Twenty years ago, even 10, you didn’t hear about prospective employees performing a background check for employment unless you worked for the government, a law enforcement agency, or a public school system. Now, however, with the changing times, many jobs, even minimum-wage-paying positions, require an employee background check to some degree. Some of these checks involve a criminal background and credit report, while others may include one or the other, depending on the job.
What May be Included in a Background Check?
Employee background checks can range from quick and simple verification of your personal information, such as your social security number or address, to a much more detailed record of your employment history, financial standing, acquaintances you have, and, now, your social media “footprint.”
Yes, employers will check your social media, and keep in mind that once something is posted, it’s “out there” forever. Just because something has been deleted, does not mean it cannot be seen by others. If an employer wants to dig deeply enough to find out who you really are, he will do that, so be prepared to be placed under a microscope for certain jobs.
Most employment background checks will include any of the following:
- Past and current addresses
- Social security number
- Past employers
- Driving record
- Credit card history
- Criminal/court records
- Workers’ Comp claims
- Bankruptcy records
- Land records
- Military record
- Medical record (if applicable to the job)
- Drug test records
- Sex offender lists
- Education records
- Character references
Credit Reports for Employment Background Checks
Many people feel their spending history should not be permitted in the employee background check process, but many employers look to this information to get an idea of your habits and your level of fiscal responsibility. In jobs where managing money matters, your personal financial history matters to the employer.
The Fair Credit Reporting Act (FCRA) limits the ability of employers to obtain and use information regarding your credit history. Consumer Reporting Agencies (Experian®, Equifax® and TransUnion®) may only release a credit report for employment purposes to employers that certify they have advised the employee that it will be requesting a report, the employee consents in writing, and that the “employer will provide certain disclosures if it takes any adverse action based on any part of the report.” This is part of your consumer rights.
After the adverse action is taken, something called an “adverse action notice” must also be provided.

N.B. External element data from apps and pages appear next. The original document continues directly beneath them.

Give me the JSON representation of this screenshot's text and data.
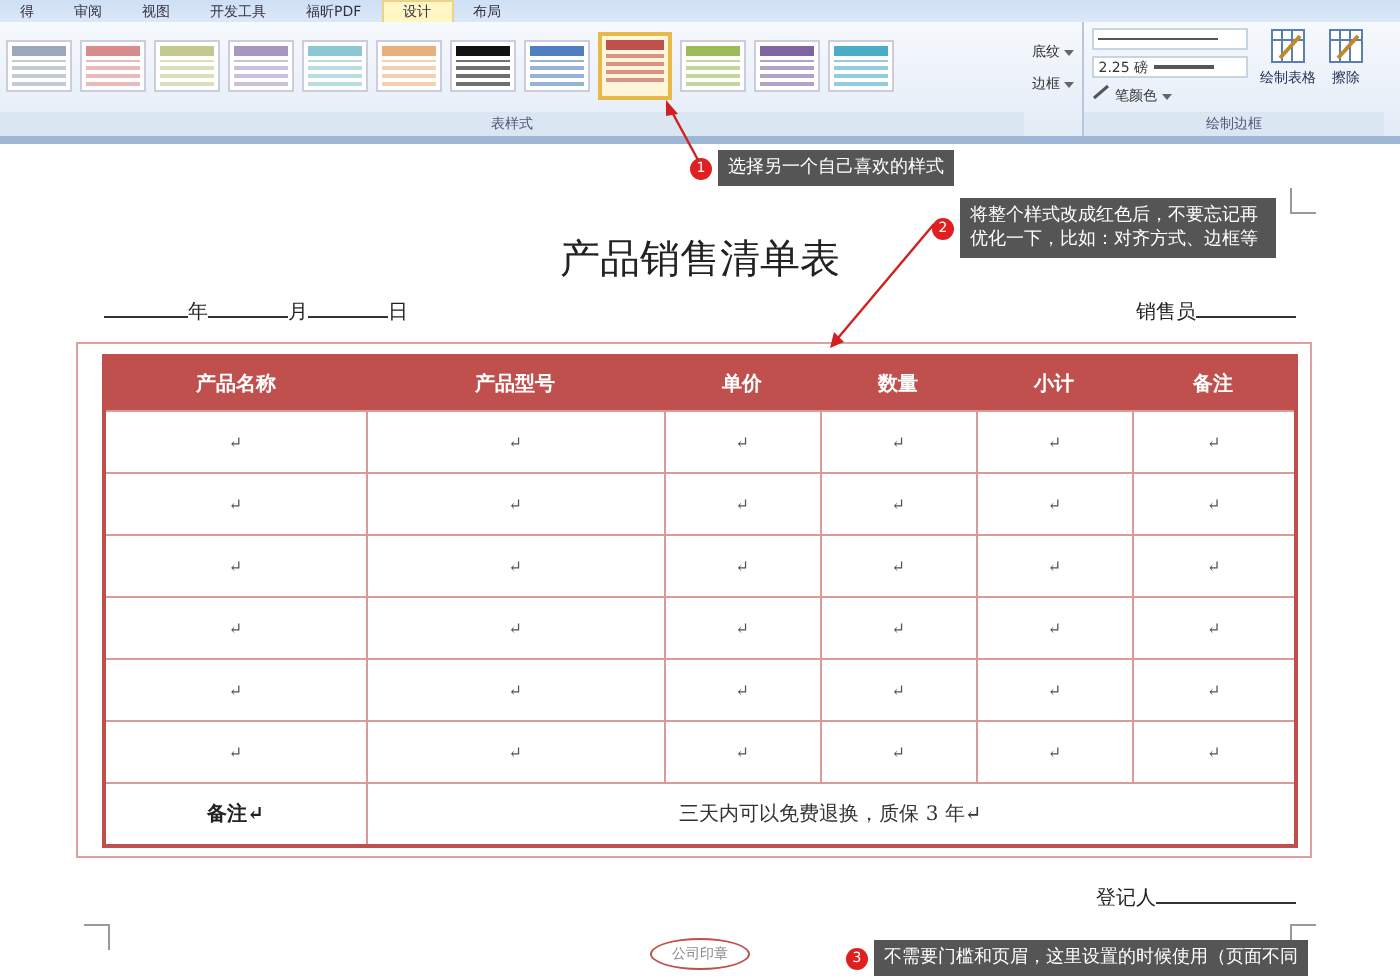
{
  "ribbon": {
    "tabs": [
      {
        "label": "得",
        "selected": false
      },
      {
        "label": "审阅",
        "selected": false
      },
      {
        "label": "视图",
        "selected": false
      },
      {
        "label": "开发工具",
        "selected": false
      },
      {
        "label": "福昕PDF",
        "selected": false
      },
      {
        "label": "设计",
        "selected": true
      },
      {
        "label": "布局",
        "selected": false
      }
    ],
    "styles": [
      {
        "color": "#9aa8bb",
        "selected": false
      },
      {
        "color": "#d98c8c",
        "selected": false
      },
      {
        "color": "#c3c98c",
        "selected": false
      },
      {
        "color": "#a996c0",
        "selected": false
      },
      {
        "color": "#8cc7d4",
        "selected": false
      },
      {
        "color": "#eab07c",
        "selected": false
      },
      {
        "color": "#111111",
        "selected": false
      },
      {
        "color": "#4f7fc0",
        "selected": false
      },
      {
        "color": "#c0504d",
        "selected": true
      },
      {
        "color": "#9bbb59",
        "selected": false
      },
      {
        "color": "#8064a2",
        "selected": false
      },
      {
        "color": "#4bacc6",
        "selected": false
      }
    ],
    "styles_group": "表样式",
    "shading": "底纹",
    "borders": "边框",
    "pen_weight": "2.25 磅",
    "pen_color": "笔颜色",
    "draw_table": "绘制表格",
    "eraser": "擦除",
    "borders_group": "绘制边框"
  },
  "document": {
    "title": "产品销售清单表",
    "date_year": "年",
    "date_month": "月",
    "date_day": "日",
    "seller": "销售员",
    "table": {
      "columns": [
        "产品名称",
        "产品型号",
        "单价",
        "数量",
        "小计",
        "备注"
      ],
      "rows": [
        [
          "↵",
          "↵",
          "↵",
          "↵",
          "↵",
          "↵"
        ],
        [
          "↵",
          "↵",
          "↵",
          "↵",
          "↵",
          "↵"
        ],
        [
          "↵",
          "↵",
          "↵",
          "↵",
          "↵",
          "↵"
        ],
        [
          "↵",
          "↵",
          "↵",
          "↵",
          "↵",
          "↵"
        ],
        [
          "↵",
          "↵",
          "↵",
          "↵",
          "↵",
          "↵"
        ],
        [
          "↵",
          "↵",
          "↵",
          "↵",
          "↵",
          "↵"
        ]
      ],
      "note_label": "备注↵",
      "note_text": "三天内可以免费退换，质保 3 年↵"
    },
    "registrar": "登记人",
    "footer_stamp": "公司印章"
  },
  "callouts": [
    {
      "number": "1",
      "text": "选择另一个自己喜欢的样式"
    },
    {
      "number": "2",
      "text": "将整个样式改成红色后，不要忘记再优化一下，比如：对齐方式、边框等"
    },
    {
      "number": "3",
      "text": "不需要门槛和页眉，这里设置的时候使用（页面不同"
    }
  ]
}
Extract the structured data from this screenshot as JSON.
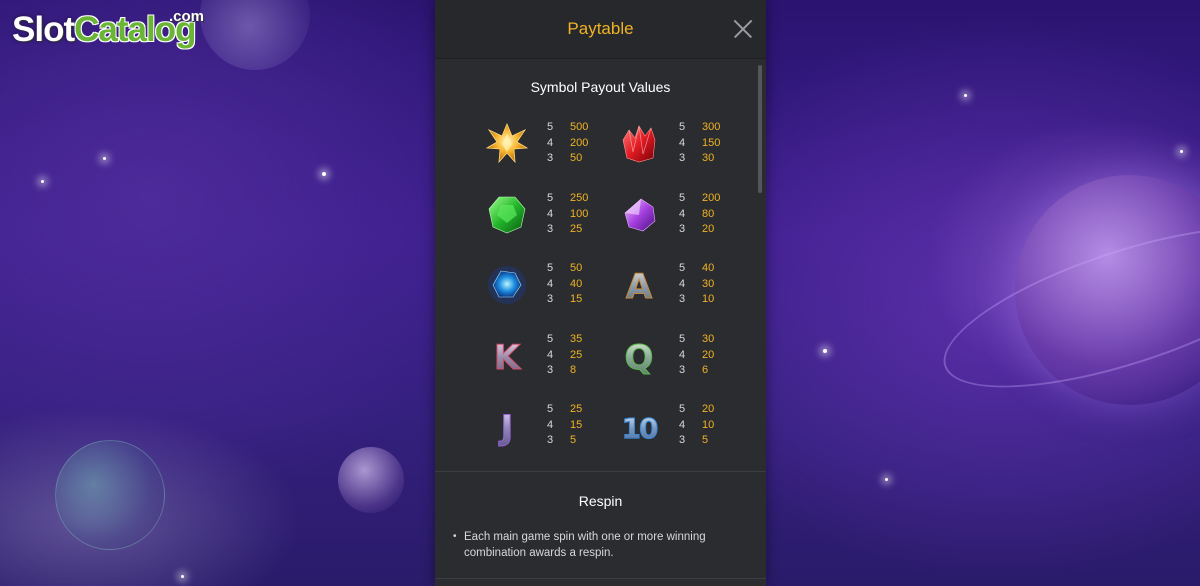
{
  "logo": {
    "main_slot": "Slot",
    "main_catalog": "Catalog",
    "suffix": ".com"
  },
  "paytable": {
    "title": "Paytable",
    "close_icon": "close-icon",
    "symbol_section_title": "Symbol Payout Values",
    "symbols": [
      {
        "name": "yellow-crystal",
        "icon": "yellow-crystal-icon",
        "payouts": [
          {
            "count": "5",
            "value": "500"
          },
          {
            "count": "4",
            "value": "200"
          },
          {
            "count": "3",
            "value": "50"
          }
        ]
      },
      {
        "name": "red-crystal",
        "icon": "red-crystal-icon",
        "payouts": [
          {
            "count": "5",
            "value": "300"
          },
          {
            "count": "4",
            "value": "150"
          },
          {
            "count": "3",
            "value": "30"
          }
        ]
      },
      {
        "name": "green-crystal",
        "icon": "green-crystal-icon",
        "payouts": [
          {
            "count": "5",
            "value": "250"
          },
          {
            "count": "4",
            "value": "100"
          },
          {
            "count": "3",
            "value": "25"
          }
        ]
      },
      {
        "name": "purple-crystal",
        "icon": "purple-crystal-icon",
        "payouts": [
          {
            "count": "5",
            "value": "200"
          },
          {
            "count": "4",
            "value": "80"
          },
          {
            "count": "3",
            "value": "20"
          }
        ]
      },
      {
        "name": "blue-crystal",
        "icon": "blue-crystal-icon",
        "payouts": [
          {
            "count": "5",
            "value": "50"
          },
          {
            "count": "4",
            "value": "40"
          },
          {
            "count": "3",
            "value": "15"
          }
        ]
      },
      {
        "name": "letter-a",
        "icon": "letter-a-icon",
        "glyph": "A",
        "payouts": [
          {
            "count": "5",
            "value": "40"
          },
          {
            "count": "4",
            "value": "30"
          },
          {
            "count": "3",
            "value": "10"
          }
        ]
      },
      {
        "name": "letter-k",
        "icon": "letter-k-icon",
        "glyph": "K",
        "payouts": [
          {
            "count": "5",
            "value": "35"
          },
          {
            "count": "4",
            "value": "25"
          },
          {
            "count": "3",
            "value": "8"
          }
        ]
      },
      {
        "name": "letter-q",
        "icon": "letter-q-icon",
        "glyph": "Q",
        "payouts": [
          {
            "count": "5",
            "value": "30"
          },
          {
            "count": "4",
            "value": "20"
          },
          {
            "count": "3",
            "value": "6"
          }
        ]
      },
      {
        "name": "letter-j",
        "icon": "letter-j-icon",
        "glyph": "J",
        "payouts": [
          {
            "count": "5",
            "value": "25"
          },
          {
            "count": "4",
            "value": "15"
          },
          {
            "count": "3",
            "value": "5"
          }
        ]
      },
      {
        "name": "number-10",
        "icon": "number-10-icon",
        "glyph": "10",
        "payouts": [
          {
            "count": "5",
            "value": "20"
          },
          {
            "count": "4",
            "value": "10"
          },
          {
            "count": "3",
            "value": "5"
          }
        ]
      }
    ],
    "respin_title": "Respin",
    "respin_bullet": "•",
    "respin_text": "Each main game spin with one or more winning combination awards a respin."
  },
  "colors": {
    "accent": "#f0b323",
    "panel_bg": "#2b2c30",
    "header_bg": "#27282c",
    "text": "#d8d8dc"
  }
}
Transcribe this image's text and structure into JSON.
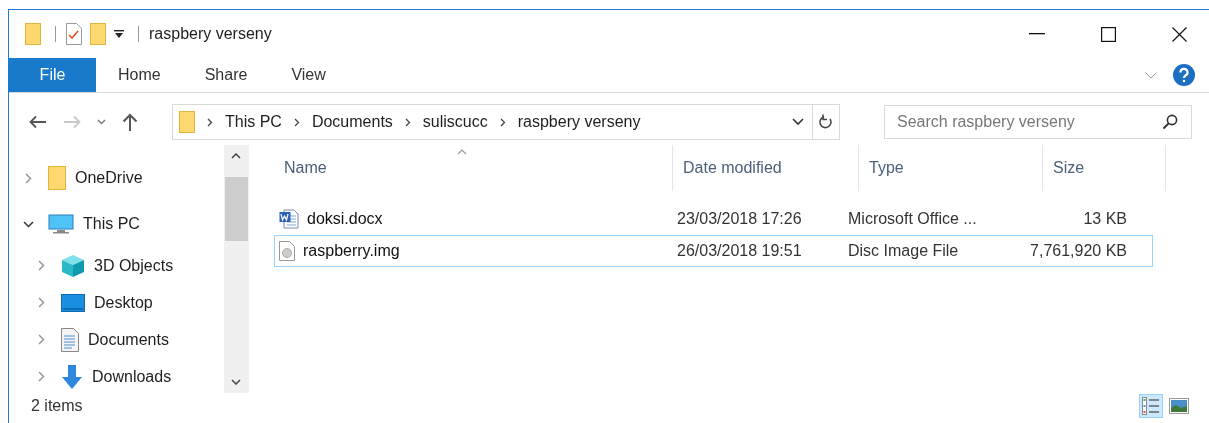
{
  "window": {
    "title": "raspbery verseny"
  },
  "ribbon_tabs": [
    {
      "label": "File",
      "selected": true
    },
    {
      "label": "Home",
      "selected": false
    },
    {
      "label": "Share",
      "selected": false
    },
    {
      "label": "View",
      "selected": false
    }
  ],
  "address_bar": {
    "segments": [
      "This PC",
      "Documents",
      "suliscucc",
      "raspbery verseny"
    ]
  },
  "search": {
    "placeholder": "Search raspbery verseny"
  },
  "sidebar": {
    "items": [
      {
        "label": "OneDrive",
        "kind": "folder",
        "expanded": false
      },
      {
        "label": "This PC",
        "kind": "pc",
        "expanded": true,
        "children": [
          {
            "label": "3D Objects",
            "kind": "cube",
            "expanded": false
          },
          {
            "label": "Desktop",
            "kind": "desktop",
            "expanded": false
          },
          {
            "label": "Documents",
            "kind": "documents",
            "expanded": false
          },
          {
            "label": "Downloads",
            "kind": "downloads",
            "expanded": false
          }
        ]
      }
    ]
  },
  "table": {
    "columns": [
      "Name",
      "Date modified",
      "Type",
      "Size"
    ],
    "rows": [
      {
        "kind": "word",
        "name": "doksi.docx",
        "date": "23/03/2018 17:26",
        "type": "Microsoft Office ...",
        "size": "13 KB",
        "selected": false
      },
      {
        "kind": "disc",
        "name": "raspberry.img",
        "date": "26/03/2018 19:51",
        "type": "Disc Image File",
        "size": "7,761,920 KB",
        "selected": true
      }
    ]
  },
  "status_bar": {
    "count": "2 items",
    "views": [
      {
        "kind": "details",
        "selected": true
      },
      {
        "kind": "thumbnails",
        "selected": false
      }
    ]
  }
}
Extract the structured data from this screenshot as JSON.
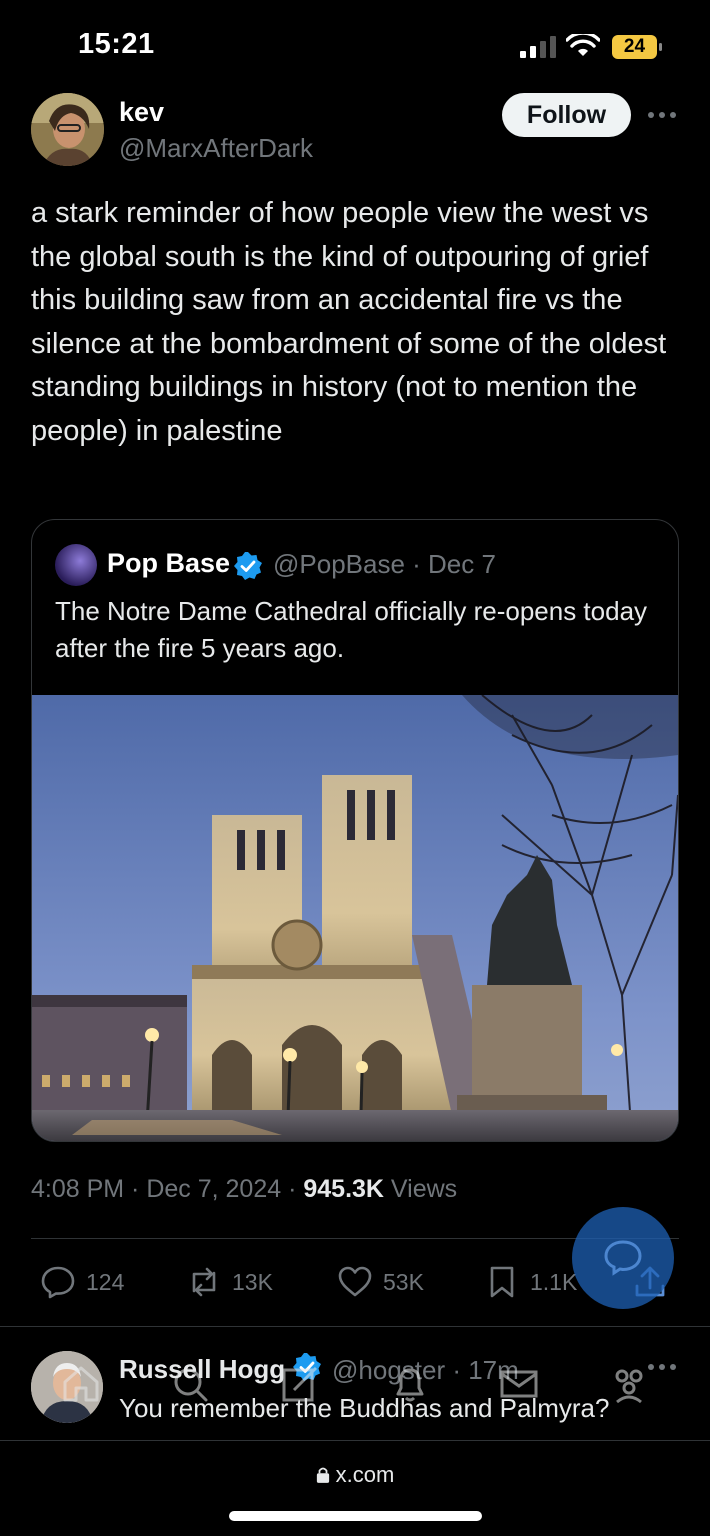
{
  "status_bar": {
    "time": "15:21",
    "battery": "24"
  },
  "author": {
    "name": "kev",
    "handle": "@MarxAfterDark"
  },
  "follow_label": "Follow",
  "tweet_text": "a stark reminder of how people view the west vs the global south is the kind of outpouring of grief this building saw from an accidental fire vs the silence at the bombardment of some of the oldest standing buildings in history (not to mention the people) in palestine",
  "quote": {
    "name": "Pop Base",
    "meta": "@PopBase · Dec 7",
    "text": "The Notre Dame Cathedral officially re-opens today after the fire 5 years ago."
  },
  "timestamp": "4:08 PM · Dec 7, 2024 · ",
  "views_count": "945.3K",
  "views_label": " Views",
  "actions": {
    "replies": "124",
    "reposts": "13K",
    "likes": "53K",
    "bookmarks": "1.1K"
  },
  "reply": {
    "name": "Russell Hogg",
    "meta": "@hogster · 17m",
    "text": "You remember the Buddhas and Palmyra?"
  },
  "browser": {
    "url": "x.com"
  },
  "colors": {
    "accent": "#1d9bf0",
    "muted": "#71767b",
    "background": "#000000"
  }
}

This will contain the name, address, and phone number of the employment screening company, a statement that the employer (and not this screening company made the adverse decision), and a notice that you have the right to dispute the accuracy or completeness of any of the information in the report.
According to the FCRA, the following information cannot be reported:
- Bankruptcies older than 10 years
- Civil suits, civil judgments, and arrest records after seven years
- Paid tax liens after seven years
- Accounts in collection after seven years
- Any other negative information after seven years, except for criminal convictions
When it comes to employment background checks, it’s important to know your rights. While employers have the right to do their due diligence to know who they’re considering for employment, it’s important, also, that the rights of prospective employees are respected.
If you believe that an employer or potential employer violated your rights under the FCRA, please contact an experienced consumer rights attorney today.